Spent and sated, none of us bothered showering after the meeting. When I finally had the energy to pull my sweats back on, I quickly felt a warm rush moisten my crotch.

“This is why we wear skirts to the Friday book club meetings.” Debra patted the wet spot of my crotch and winked at me.

After kissing Monique goodnight and hugging Lara and Alyson, I left with
Debra and Bonnie. We got coffee at a drive-through donut shop, giggling like school girls who had just skipped class.

“So what do you think of the bookclub?” Debra asked me right before she
turned into my driveway.

“I have a lot to learn” I said as the car same to a stop.

“You’re going to converse with everyone in the book club, right?” Bonnie turned around in the passenger seat and flashed her dark eyes at me, her lips slightly parted in a smile.

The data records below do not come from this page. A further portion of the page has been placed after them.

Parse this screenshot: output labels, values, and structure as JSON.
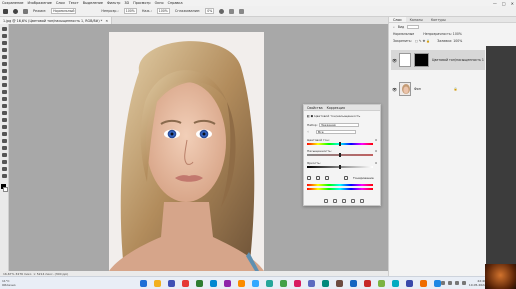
{
  "menubar": {
    "items": [
      "Сохранение",
      "Изображение",
      "Слои",
      "Текст",
      "Выделение",
      "Фильтр",
      "3D",
      "Просмотр",
      "Окно",
      "Справка"
    ],
    "window_controls": [
      "—",
      "□",
      "✕"
    ]
  },
  "options_bar": {
    "mode_label": "Режим:",
    "mode_value": "Нормальный",
    "opacity_label": "Непрозр.:",
    "opacity_value": "100%",
    "flow_label": "Наж.:",
    "flow_value": "100%",
    "smoothing_label": "Сглаживание:",
    "smoothing_value": "0%"
  },
  "document_tab": {
    "title": "1.jpg @ 16,6% (Цветовой тон/насыщенность 1, RGB/8#) *",
    "close": "✕"
  },
  "statusbar": {
    "text": "16,67%    3476 пикс. × 5214 пикс. (300 ppi)"
  },
  "right_panel": {
    "tabs": [
      "Слои",
      "Каналы",
      "Контуры"
    ],
    "active_tab": "Слои",
    "filter_label": "Вид",
    "blend_label": "Нормальные",
    "opacity_label": "Непрозрачность: 100%",
    "lock_label": "Закрепить:",
    "fill_label": "Заливка: 100%",
    "layers": [
      {
        "name": "Цветовой тон/насыщенность 1",
        "selected": true
      },
      {
        "name": "Фон",
        "selected": false
      }
    ]
  },
  "properties": {
    "tabs": [
      "Свойства",
      "Коррекция"
    ],
    "title": "Цветовой тон/насыщенность",
    "preset_label": "Набор:",
    "preset_value": "Заказная",
    "channel_value": "Все",
    "hue_label": "Цветовой тон:",
    "hue_value": "0",
    "saturation_label": "Насыщенность:",
    "saturation_value": "0",
    "lightness_label": "Яркость:",
    "lightness_value": "0",
    "colorize_label": "Тонирование",
    "hue_pos": 0.5,
    "saturation_pos": 0.5,
    "lightness_pos": 0.5
  },
  "taskbar": {
    "weather": "11°C",
    "weather_desc": "Облачно",
    "time": "22:40",
    "date": "10.05.2022",
    "app_colors": [
      "#1e6fd6",
      "#f2b01e",
      "#3f51b5",
      "#e53935",
      "#2e7d32",
      "#0288d1",
      "#8e24aa",
      "#fb8c00",
      "#31a8ff",
      "#26a69a",
      "#43a047",
      "#d81b60",
      "#5c6bc0",
      "#00897b",
      "#6d4c41",
      "#1565c0",
      "#c62828",
      "#7cb342",
      "#00acc1",
      "#3949ab",
      "#ef6c00",
      "#1e88e5"
    ]
  }
}
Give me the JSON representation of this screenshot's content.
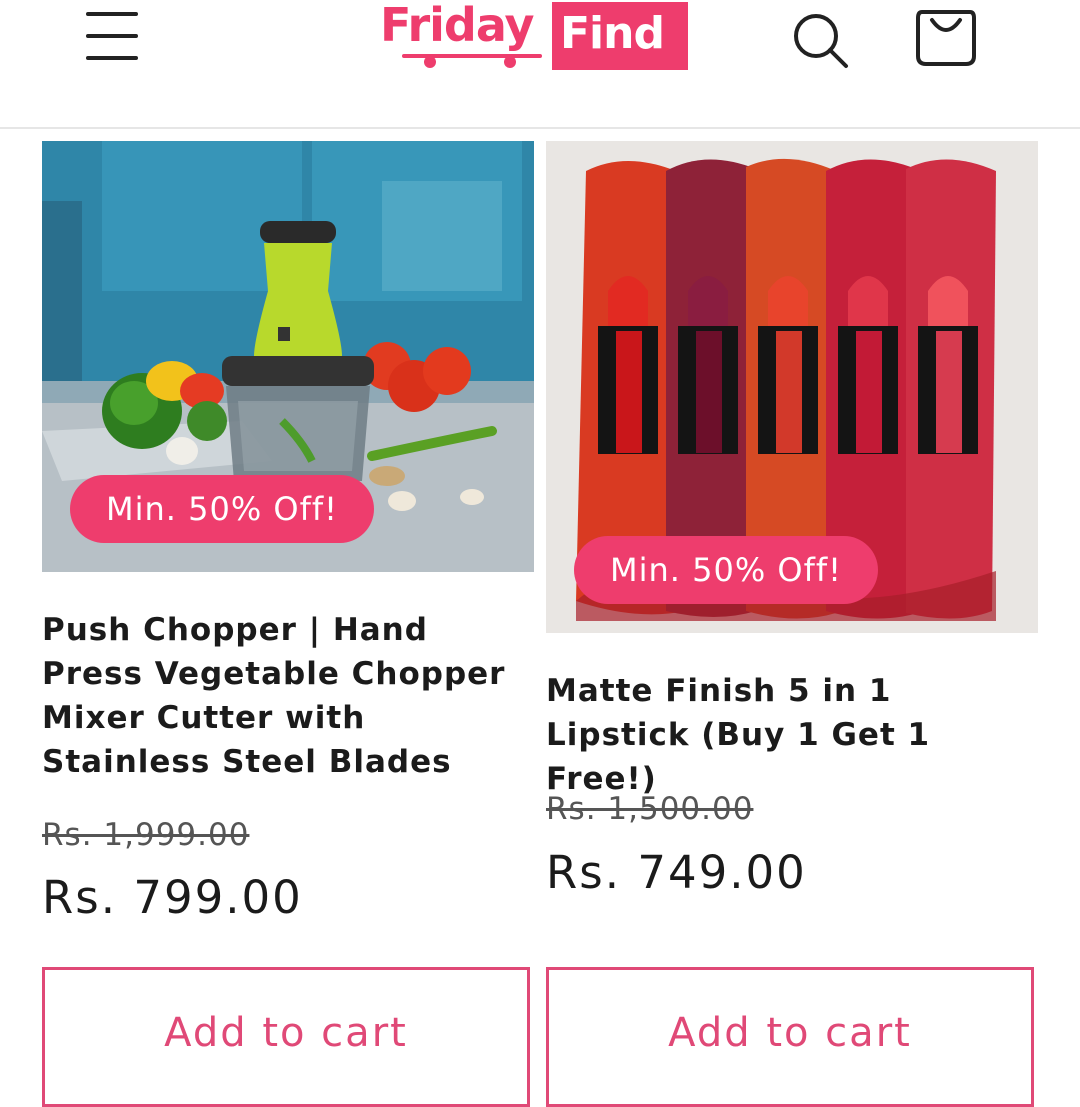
{
  "header": {
    "logo_text_1": "Friday",
    "logo_text_2": "Find",
    "menu_icon": "hamburger-menu-icon",
    "search_icon": "search-icon",
    "cart_icon": "shopping-bag-icon"
  },
  "colors": {
    "brand": "#ee3d6d",
    "button_border": "#e04977",
    "text": "#1b1b1b"
  },
  "products": [
    {
      "badge": "Min. 50% Off!",
      "title": "Push Chopper | Hand Press Vegetable Chopper Mixer Cutter with Stainless Steel Blades",
      "compare_price": "Rs. 1,999.00",
      "price": "Rs. 799.00",
      "cta": "Add to cart"
    },
    {
      "badge": "Min. 50% Off!",
      "title": "Matte Finish 5 in 1 Lipstick (Buy 1 Get 1 Free!)",
      "compare_price": "Rs. 1,500.00",
      "price": "Rs. 749.00",
      "cta": "Add to cart"
    }
  ]
}
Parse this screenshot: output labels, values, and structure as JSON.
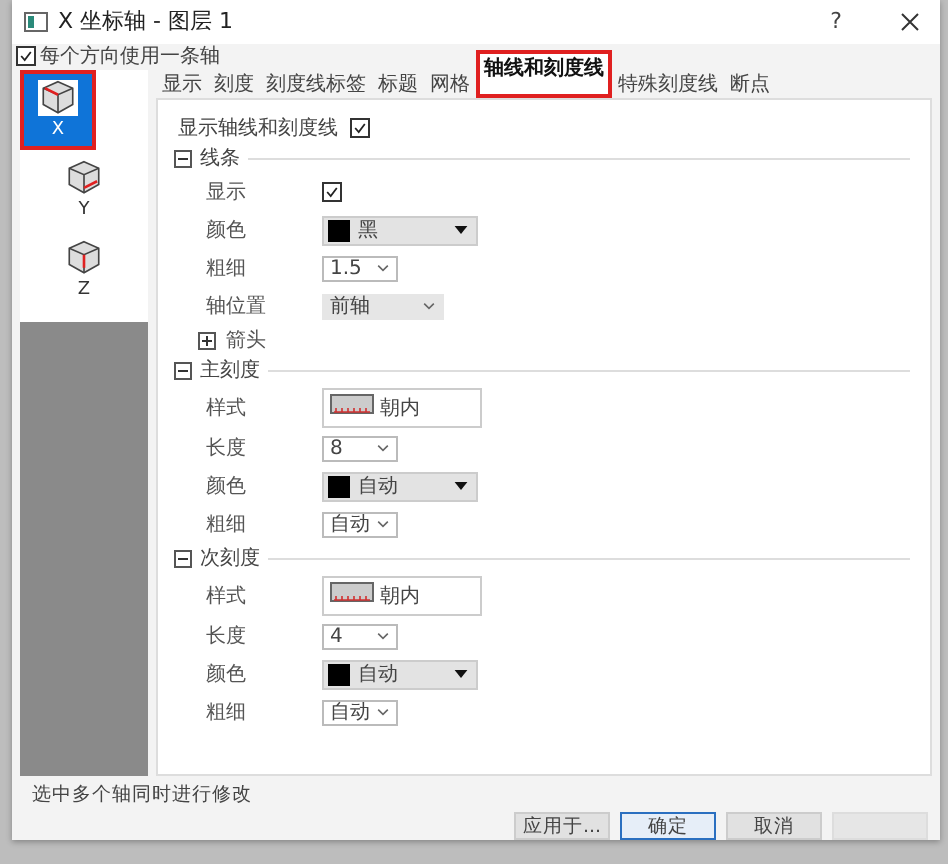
{
  "window": {
    "title": "X 坐标轴 - 图层 1",
    "help": "?"
  },
  "one_axis_per_direction": {
    "label": "每个方向使用一条轴",
    "checked": true
  },
  "axes": [
    {
      "label": "X",
      "selected": true,
      "highlighted": true
    },
    {
      "label": "Y",
      "selected": false,
      "highlighted": false
    },
    {
      "label": "Z",
      "selected": false,
      "highlighted": false
    }
  ],
  "tabs": [
    {
      "label": "显示",
      "selected": false,
      "highlighted": false
    },
    {
      "label": "刻度",
      "selected": false,
      "highlighted": false
    },
    {
      "label": "刻度线标签",
      "selected": false,
      "highlighted": false
    },
    {
      "label": "标题",
      "selected": false,
      "highlighted": false
    },
    {
      "label": "网格",
      "selected": false,
      "highlighted": false
    },
    {
      "label": "轴线和刻度线",
      "selected": true,
      "highlighted": true
    },
    {
      "label": "特殊刻度线",
      "selected": false,
      "highlighted": false
    },
    {
      "label": "断点",
      "selected": false,
      "highlighted": false
    }
  ],
  "show_axis": {
    "label": "显示轴线和刻度线",
    "checked": true
  },
  "sections": [
    {
      "title": "线条",
      "expanded": true,
      "rows": [
        {
          "kind": "check",
          "label": "显示",
          "checked": true
        },
        {
          "kind": "color",
          "label": "颜色",
          "value": "黑",
          "color": "#000000"
        },
        {
          "kind": "select",
          "label": "粗细",
          "value": "1.5"
        },
        {
          "kind": "flat",
          "label": "轴位置",
          "value": "前轴"
        },
        {
          "kind": "group",
          "label": "箭头",
          "expanded": false
        }
      ]
    },
    {
      "title": "主刻度",
      "expanded": true,
      "rows": [
        {
          "kind": "style",
          "label": "样式",
          "value": "朝内"
        },
        {
          "kind": "select",
          "label": "长度",
          "value": "8"
        },
        {
          "kind": "color",
          "label": "颜色",
          "value": "自动",
          "color": "#000000"
        },
        {
          "kind": "select",
          "label": "粗细",
          "value": "自动"
        }
      ]
    },
    {
      "title": "次刻度",
      "expanded": true,
      "rows": [
        {
          "kind": "style",
          "label": "样式",
          "value": "朝内"
        },
        {
          "kind": "select",
          "label": "长度",
          "value": "4"
        },
        {
          "kind": "color",
          "label": "颜色",
          "value": "自动",
          "color": "#000000"
        },
        {
          "kind": "select",
          "label": "粗细",
          "value": "自动"
        }
      ]
    }
  ],
  "status": "选中多个轴同时进行修改",
  "buttons": [
    {
      "label": "应用于...",
      "default": false,
      "disabled": false
    },
    {
      "label": "确定",
      "default": true,
      "disabled": false
    },
    {
      "label": "取消",
      "default": false,
      "disabled": false
    },
    {
      "default": false,
      "disabled": true
    }
  ]
}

With a tingle between my legs and a twinkle in her eye, I nodded and kissed them both goodnight. I sauntered into the house and followed the ghostly neon flashing into the living room.

“How was the meeting?” Ernest asked without even looking up from his Alien Invaders game.

I momentarily considered telling him, but knew that it would neither arouse nor enrage him because he would probably just tune me out. I shrugged and went upstairs to brush my long grey hair, which had become unravelled and frizzy from the heat and exertion. I ran my nose along my arm and touched my fingers to my lips, knowing that as long as I had the Friday night book club to look forward to, Ernest could play with his joystick until the cows came home or the aliens destroyed the earth. I’ve been a member of the Friday night book club for almost two years now and I have never felt the least pang of conscience when it comes to Ernest. After all, I’m just an old retired lady taking the time to have some good old fashioned fun; and I’ve earned it.